Superintendent shuts out public
NATCHEZ — The public was shut out of a hearing Tuesday that will determine if Anthony Morris will keep or lose his job as Natchez-Adams School District superintendent.
The hearing lasted from 9 a.m. until approximately 4 p.m. and will continue April 13.
Among members of the public who were not granted access to the hearing were members of the NASD school board who are scheduled to testify.
The board will determine the hearing’s outcome based on a transcript composed by a court reporter, Board Attorney Bruce Kuehnle said.
School board member Dr. Benny Wright said he was instructed not to appear at the hearing until April 13, when the hearing is scheduled to continue for a second day.
Wright said he was not allowed access to any information about the hearing.
“The rules say (witnesses) must be sequestered and are not privy to testimony that precedes ours,” Wright said.
School board member Dale Steckler said she also did not attend Tuesday’s hearing and was told she would be called to appear if needed.
Board members Harold Barnett, David Troutman and Thelma Newsome could not be reached for comment Tuesday.
Kuehnle said the hearing could be set to continue on a third date or as many as necessary.
Once the board members receive a transcript of the hearing after it concludes, they have 30 days to meet as a group to either deliberate or hear a final closing argument by Morris’s attorney.
Kuehnle said the board can call a special meeting to deliberate or do so at its regular board meeting, as long as the date is within the 30-day window.
Deliberations must be made in executive session, Kuehnle said.
A Mississippi state statute says hearings on proposed non-renewal of a superintendent’s contract should be conducted in executive session unless the superintendent requests a public hearing.
Morris said Tuesday morning the hearing would be closed.
A few Natchez residents arrived at the Braden Administration building ready to observe the hearing before being told in the lobby the hearing was closed.
Larry Jackson, a former NASD principal and instructor, said he wanted to attend the hearing as a concerned citizen and former district parent.
Jackson said he was concerned about the current status of education in the district.
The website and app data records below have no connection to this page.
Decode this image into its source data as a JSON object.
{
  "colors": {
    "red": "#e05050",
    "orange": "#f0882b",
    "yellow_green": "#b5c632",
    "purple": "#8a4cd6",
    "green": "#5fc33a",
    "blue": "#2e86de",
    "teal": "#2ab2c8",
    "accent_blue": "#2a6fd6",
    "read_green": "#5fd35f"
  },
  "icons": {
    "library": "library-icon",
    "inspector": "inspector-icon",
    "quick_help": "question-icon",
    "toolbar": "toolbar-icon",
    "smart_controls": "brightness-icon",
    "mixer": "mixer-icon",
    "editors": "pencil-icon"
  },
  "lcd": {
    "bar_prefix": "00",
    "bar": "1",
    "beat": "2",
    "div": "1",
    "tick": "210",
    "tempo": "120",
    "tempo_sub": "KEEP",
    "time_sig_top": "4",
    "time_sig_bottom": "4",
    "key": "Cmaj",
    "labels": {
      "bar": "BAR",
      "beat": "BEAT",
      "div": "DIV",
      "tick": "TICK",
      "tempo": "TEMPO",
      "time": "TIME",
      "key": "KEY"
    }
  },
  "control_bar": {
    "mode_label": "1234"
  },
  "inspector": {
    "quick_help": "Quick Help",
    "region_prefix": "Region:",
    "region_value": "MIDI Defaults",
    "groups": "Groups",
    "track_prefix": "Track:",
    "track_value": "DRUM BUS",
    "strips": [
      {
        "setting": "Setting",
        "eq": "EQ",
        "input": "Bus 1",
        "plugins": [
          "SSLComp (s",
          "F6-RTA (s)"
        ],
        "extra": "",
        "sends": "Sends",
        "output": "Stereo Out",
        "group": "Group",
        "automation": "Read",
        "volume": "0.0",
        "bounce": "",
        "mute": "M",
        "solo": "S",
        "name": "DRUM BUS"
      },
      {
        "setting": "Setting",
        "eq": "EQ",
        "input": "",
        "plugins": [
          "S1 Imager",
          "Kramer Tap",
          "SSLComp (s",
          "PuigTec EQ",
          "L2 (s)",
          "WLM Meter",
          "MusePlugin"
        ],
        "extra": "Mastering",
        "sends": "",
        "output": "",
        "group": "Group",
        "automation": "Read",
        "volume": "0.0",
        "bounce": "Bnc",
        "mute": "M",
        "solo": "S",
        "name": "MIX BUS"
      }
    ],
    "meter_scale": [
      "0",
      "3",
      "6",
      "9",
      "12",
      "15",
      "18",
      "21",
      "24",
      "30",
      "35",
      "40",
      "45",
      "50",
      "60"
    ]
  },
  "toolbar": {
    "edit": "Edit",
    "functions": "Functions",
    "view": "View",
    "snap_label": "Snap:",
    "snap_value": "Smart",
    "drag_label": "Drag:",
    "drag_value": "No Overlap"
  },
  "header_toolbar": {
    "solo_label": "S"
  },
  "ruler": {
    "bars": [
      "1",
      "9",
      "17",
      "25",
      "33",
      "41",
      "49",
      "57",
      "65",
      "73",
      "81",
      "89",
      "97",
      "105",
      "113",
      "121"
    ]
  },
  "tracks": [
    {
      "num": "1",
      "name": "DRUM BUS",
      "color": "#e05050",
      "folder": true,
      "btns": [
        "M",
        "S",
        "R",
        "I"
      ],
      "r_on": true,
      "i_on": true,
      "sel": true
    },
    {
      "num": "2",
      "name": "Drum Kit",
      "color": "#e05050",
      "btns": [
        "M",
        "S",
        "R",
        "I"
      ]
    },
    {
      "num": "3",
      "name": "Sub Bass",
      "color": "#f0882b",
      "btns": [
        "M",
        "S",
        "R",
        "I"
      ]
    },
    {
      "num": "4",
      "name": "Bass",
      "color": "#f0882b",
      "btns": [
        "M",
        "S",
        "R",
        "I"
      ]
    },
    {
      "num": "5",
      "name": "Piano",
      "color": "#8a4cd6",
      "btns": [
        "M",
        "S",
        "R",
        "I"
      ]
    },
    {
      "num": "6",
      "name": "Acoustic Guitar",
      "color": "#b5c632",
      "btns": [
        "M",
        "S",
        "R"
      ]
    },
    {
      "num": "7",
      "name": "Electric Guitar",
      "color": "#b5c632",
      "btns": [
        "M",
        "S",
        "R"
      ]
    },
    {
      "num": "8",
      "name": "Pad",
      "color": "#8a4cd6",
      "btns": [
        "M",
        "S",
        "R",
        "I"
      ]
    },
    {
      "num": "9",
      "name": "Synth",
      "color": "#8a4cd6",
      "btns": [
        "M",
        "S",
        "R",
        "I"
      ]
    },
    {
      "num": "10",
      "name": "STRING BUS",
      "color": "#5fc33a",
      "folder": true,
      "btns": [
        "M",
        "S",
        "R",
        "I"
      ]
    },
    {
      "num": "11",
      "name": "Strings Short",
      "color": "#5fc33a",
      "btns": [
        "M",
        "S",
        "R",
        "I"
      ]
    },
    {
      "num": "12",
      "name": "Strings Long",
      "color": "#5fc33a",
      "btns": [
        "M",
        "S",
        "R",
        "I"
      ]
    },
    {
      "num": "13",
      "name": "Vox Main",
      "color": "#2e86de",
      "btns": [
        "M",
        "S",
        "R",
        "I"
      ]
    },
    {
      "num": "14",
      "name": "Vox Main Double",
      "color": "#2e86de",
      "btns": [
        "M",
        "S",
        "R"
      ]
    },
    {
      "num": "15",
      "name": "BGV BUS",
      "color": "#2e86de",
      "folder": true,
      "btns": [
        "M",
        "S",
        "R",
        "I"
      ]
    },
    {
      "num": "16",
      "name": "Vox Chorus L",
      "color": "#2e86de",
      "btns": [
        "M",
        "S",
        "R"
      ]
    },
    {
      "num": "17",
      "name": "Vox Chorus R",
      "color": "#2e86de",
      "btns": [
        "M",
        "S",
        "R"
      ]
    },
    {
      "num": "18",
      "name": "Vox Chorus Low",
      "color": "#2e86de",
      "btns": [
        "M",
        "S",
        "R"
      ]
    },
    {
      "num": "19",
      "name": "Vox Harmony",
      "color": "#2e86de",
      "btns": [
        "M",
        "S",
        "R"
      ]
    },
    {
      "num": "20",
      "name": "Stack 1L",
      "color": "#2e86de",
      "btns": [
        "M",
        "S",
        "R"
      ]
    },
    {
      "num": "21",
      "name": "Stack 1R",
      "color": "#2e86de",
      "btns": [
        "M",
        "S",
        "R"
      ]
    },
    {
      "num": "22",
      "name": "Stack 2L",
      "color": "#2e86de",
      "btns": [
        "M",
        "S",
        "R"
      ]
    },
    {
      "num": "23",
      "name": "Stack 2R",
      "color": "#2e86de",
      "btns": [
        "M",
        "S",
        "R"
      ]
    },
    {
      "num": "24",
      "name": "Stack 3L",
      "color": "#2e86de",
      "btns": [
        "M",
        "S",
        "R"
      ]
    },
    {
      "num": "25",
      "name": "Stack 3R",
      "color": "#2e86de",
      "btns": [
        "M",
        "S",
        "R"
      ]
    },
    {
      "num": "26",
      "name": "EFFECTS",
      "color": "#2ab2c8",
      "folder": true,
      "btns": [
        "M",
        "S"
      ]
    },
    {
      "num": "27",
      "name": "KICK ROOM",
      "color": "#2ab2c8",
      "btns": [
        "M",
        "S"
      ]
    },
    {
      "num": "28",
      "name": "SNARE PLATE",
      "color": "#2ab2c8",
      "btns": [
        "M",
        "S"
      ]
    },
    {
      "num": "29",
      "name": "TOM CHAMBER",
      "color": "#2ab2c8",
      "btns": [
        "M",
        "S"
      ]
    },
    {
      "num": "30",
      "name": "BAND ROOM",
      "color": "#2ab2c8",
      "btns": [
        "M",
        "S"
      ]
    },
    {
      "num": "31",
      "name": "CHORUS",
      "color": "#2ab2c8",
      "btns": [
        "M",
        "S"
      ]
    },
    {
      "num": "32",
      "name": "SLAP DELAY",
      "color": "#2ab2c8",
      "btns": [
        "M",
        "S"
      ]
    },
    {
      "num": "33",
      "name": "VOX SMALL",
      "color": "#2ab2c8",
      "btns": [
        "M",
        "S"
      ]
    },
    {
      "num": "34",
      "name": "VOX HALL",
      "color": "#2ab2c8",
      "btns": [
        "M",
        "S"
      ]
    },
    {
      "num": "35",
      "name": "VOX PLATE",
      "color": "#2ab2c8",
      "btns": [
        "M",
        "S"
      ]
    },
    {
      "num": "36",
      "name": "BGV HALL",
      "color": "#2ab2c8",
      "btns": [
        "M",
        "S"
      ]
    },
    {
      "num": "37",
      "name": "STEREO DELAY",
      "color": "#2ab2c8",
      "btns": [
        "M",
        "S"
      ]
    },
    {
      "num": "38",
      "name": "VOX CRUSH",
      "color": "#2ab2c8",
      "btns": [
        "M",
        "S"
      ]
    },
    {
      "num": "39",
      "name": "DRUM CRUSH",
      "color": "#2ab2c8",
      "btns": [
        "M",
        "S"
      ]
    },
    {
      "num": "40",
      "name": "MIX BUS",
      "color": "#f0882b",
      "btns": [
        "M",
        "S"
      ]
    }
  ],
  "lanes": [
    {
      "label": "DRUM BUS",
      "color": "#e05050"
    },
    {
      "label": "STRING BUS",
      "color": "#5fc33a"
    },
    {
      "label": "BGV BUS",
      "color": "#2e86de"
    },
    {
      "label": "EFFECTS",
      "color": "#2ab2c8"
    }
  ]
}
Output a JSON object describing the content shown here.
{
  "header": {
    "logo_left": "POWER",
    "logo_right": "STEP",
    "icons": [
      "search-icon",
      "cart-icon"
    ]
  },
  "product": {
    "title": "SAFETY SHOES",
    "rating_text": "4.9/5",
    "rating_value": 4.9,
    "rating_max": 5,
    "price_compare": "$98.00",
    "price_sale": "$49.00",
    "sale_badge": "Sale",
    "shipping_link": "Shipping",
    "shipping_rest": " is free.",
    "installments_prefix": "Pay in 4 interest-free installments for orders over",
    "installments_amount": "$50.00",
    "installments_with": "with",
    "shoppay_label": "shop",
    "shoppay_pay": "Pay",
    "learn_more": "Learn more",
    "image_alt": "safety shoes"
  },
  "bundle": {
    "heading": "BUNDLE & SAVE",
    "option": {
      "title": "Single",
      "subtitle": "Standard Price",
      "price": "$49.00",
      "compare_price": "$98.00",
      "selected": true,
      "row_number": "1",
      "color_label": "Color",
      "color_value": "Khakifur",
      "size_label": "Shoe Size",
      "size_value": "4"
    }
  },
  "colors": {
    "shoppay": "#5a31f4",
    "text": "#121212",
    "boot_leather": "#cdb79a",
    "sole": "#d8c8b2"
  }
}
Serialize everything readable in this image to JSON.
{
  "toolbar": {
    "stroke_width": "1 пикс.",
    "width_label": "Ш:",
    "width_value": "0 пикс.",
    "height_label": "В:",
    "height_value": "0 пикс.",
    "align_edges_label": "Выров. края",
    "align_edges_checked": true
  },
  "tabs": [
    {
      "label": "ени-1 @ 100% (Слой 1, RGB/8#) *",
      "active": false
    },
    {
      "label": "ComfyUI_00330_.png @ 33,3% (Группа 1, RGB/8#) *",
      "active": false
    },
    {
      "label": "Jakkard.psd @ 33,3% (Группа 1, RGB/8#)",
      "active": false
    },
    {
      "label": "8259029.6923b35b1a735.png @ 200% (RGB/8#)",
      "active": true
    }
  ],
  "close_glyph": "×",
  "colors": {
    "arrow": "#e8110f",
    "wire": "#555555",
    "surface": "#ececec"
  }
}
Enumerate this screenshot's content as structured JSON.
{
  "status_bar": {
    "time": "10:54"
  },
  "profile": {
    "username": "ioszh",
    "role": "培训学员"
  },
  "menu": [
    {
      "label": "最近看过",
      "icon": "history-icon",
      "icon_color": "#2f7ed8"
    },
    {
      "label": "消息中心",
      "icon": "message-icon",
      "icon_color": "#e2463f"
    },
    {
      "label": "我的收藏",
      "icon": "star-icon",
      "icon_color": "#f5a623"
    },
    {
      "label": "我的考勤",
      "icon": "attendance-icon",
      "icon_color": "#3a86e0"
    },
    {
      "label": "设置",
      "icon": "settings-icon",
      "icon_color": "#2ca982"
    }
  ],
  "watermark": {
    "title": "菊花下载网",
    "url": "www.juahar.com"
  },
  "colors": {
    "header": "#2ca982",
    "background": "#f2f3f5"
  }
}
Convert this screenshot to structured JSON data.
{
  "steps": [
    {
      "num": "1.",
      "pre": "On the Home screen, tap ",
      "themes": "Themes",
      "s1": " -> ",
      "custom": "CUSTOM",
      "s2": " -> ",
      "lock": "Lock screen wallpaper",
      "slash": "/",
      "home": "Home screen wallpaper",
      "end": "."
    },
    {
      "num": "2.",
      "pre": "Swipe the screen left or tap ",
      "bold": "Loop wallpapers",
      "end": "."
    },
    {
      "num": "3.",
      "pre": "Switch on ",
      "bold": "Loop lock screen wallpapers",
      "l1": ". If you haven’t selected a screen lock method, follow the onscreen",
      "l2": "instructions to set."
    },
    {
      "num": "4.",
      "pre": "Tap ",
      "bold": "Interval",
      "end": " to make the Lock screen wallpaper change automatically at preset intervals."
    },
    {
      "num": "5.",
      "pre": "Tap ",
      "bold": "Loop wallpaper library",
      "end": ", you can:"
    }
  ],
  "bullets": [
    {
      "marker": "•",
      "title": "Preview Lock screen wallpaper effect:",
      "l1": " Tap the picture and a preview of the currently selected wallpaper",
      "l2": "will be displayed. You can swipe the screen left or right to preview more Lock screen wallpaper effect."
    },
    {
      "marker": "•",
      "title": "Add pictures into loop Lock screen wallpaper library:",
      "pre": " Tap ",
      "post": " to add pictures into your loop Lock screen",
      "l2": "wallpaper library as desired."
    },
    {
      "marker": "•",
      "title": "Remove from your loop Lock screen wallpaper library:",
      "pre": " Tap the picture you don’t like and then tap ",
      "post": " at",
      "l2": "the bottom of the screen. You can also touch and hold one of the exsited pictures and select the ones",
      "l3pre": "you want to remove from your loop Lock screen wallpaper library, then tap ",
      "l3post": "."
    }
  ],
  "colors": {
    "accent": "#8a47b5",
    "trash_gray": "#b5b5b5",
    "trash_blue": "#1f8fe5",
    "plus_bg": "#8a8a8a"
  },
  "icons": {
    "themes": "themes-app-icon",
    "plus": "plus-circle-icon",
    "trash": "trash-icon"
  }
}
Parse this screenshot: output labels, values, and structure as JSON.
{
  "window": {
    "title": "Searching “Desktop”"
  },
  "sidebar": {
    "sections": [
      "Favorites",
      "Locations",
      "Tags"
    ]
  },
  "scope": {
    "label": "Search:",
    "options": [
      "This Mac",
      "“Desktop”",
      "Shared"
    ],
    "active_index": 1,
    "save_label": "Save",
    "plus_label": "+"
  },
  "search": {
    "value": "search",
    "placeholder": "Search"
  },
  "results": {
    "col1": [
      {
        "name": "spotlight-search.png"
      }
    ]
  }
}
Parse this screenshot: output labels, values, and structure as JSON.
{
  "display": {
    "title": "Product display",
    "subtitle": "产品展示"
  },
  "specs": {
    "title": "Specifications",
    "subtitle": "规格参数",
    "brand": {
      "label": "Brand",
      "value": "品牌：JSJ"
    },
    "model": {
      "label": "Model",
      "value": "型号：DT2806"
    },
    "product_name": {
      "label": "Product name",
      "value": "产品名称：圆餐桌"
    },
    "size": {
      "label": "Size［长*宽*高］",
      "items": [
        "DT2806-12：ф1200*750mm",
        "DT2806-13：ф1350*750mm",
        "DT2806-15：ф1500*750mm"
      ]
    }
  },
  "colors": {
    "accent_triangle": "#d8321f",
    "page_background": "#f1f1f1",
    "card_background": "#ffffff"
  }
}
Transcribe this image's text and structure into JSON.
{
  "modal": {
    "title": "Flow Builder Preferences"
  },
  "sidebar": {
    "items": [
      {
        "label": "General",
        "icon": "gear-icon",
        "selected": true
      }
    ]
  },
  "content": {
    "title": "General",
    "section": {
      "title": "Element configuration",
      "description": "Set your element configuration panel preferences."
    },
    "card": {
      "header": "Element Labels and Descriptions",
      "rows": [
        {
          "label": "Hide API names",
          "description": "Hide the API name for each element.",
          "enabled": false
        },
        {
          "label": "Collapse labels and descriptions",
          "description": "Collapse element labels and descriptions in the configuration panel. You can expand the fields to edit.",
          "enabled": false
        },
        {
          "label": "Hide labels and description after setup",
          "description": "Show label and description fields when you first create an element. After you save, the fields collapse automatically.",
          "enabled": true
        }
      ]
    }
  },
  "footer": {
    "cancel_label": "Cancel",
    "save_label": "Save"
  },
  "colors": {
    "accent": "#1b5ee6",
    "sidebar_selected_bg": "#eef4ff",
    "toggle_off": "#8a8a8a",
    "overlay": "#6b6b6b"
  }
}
“In the last few years it’s gone down,” he said.
“(Education) is going to an impact the boys and girls for the rest of their lives.”
Jackson said the district cannot fix its problems by firing all the teachers or getting new students, but he is not necessarily against Morris.
Jackson said the facts presented in the hearing should point the board in the right direction.
“I’m not anti-anyone, but I am for the education of our boys and girls,” Jackson said.
Former NASD parent and Natchez resident Michael Winn also came to Braden for the hearing.
“Basically I was hoping (the hearing) was public because I feel like with a decision of that magnitude, it’s the public’s right to know,” Winn said.
Winn said he is confident, however, that the board is highly qualified and capable of making the right decision following the hearing.
Chamber of Commerce Director Debbie Hudson arrived at the start of the hearing because she received a summons to attend and said she was told Tuesday morning she was dismissed for the day and should come back April 13 to testify.
Principals from Morgantown Elementary, Robert Lewis Middle School and Natchez High, as well as district administrators were also exiting the boardroom area at Braden shortly after 9 a.m.